A precise copy of the data is required, with every picture left out.
Information given Block Start
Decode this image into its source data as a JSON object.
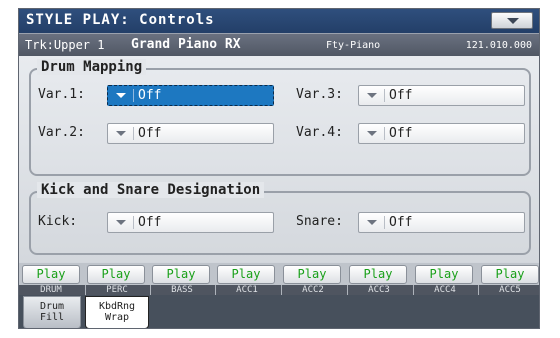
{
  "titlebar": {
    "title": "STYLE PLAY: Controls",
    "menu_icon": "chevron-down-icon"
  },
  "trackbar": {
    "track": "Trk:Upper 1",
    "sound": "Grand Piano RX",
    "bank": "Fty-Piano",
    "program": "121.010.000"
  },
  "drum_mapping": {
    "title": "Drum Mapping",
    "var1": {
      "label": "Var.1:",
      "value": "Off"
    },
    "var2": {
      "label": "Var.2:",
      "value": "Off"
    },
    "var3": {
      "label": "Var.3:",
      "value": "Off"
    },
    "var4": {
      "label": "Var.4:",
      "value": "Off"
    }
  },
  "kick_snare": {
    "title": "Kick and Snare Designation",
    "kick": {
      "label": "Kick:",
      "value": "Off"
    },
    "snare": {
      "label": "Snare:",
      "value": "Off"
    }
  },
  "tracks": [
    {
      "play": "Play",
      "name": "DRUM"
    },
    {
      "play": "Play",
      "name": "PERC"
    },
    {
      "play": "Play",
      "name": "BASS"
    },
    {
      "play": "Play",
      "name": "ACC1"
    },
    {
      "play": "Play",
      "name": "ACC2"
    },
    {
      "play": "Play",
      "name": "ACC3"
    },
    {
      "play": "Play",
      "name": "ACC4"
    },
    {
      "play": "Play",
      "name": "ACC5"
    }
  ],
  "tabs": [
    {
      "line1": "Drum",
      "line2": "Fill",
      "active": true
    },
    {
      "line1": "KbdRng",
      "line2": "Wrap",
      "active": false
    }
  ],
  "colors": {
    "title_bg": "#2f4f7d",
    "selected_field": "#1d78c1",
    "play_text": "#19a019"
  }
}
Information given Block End
#### Written answer:
Decode this image into its source data as a JSON object.
{
  "titlebar": {
    "title": "STYLE PLAY: Controls",
    "menu_icon": "chevron-down-icon"
  },
  "trackbar": {
    "track": "Trk:Upper 1",
    "sound": "Grand Piano RX",
    "bank": "Fty-Piano",
    "program": "121.010.000"
  },
  "drum_mapping": {
    "title": "Drum Mapping",
    "var1": {
      "label": "Var.1:",
      "value": "Off"
    },
    "var2": {
      "label": "Var.2:",
      "value": "Off"
    },
    "var3": {
      "label": "Var.3:",
      "value": "Off"
    },
    "var4": {
      "label": "Var.4:",
      "value": "Off"
    }
  },
  "kick_snare": {
    "title": "Kick and Snare Designation",
    "kick": {
      "label": "Kick:",
      "value": "Off"
    },
    "snare": {
      "label": "Snare:",
      "value": "Off"
    }
  },
  "tracks": [
    {
      "play": "Play",
      "name": "DRUM"
    },
    {
      "play": "Play",
      "name": "PERC"
    },
    {
      "play": "Play",
      "name": "BASS"
    },
    {
      "play": "Play",
      "name": "ACC1"
    },
    {
      "play": "Play",
      "name": "ACC2"
    },
    {
      "play": "Play",
      "name": "ACC3"
    },
    {
      "play": "Play",
      "name": "ACC4"
    },
    {
      "play": "Play",
      "name": "ACC5"
    }
  ],
  "tabs": [
    {
      "line1": "Drum",
      "line2": "Fill",
      "active": true
    },
    {
      "line1": "KbdRng",
      "line2": "Wrap",
      "active": false
    }
  ],
  "colors": {
    "title_bg": "#2f4f7d",
    "selected_field": "#1d78c1",
    "play_text": "#19a019"
  }
}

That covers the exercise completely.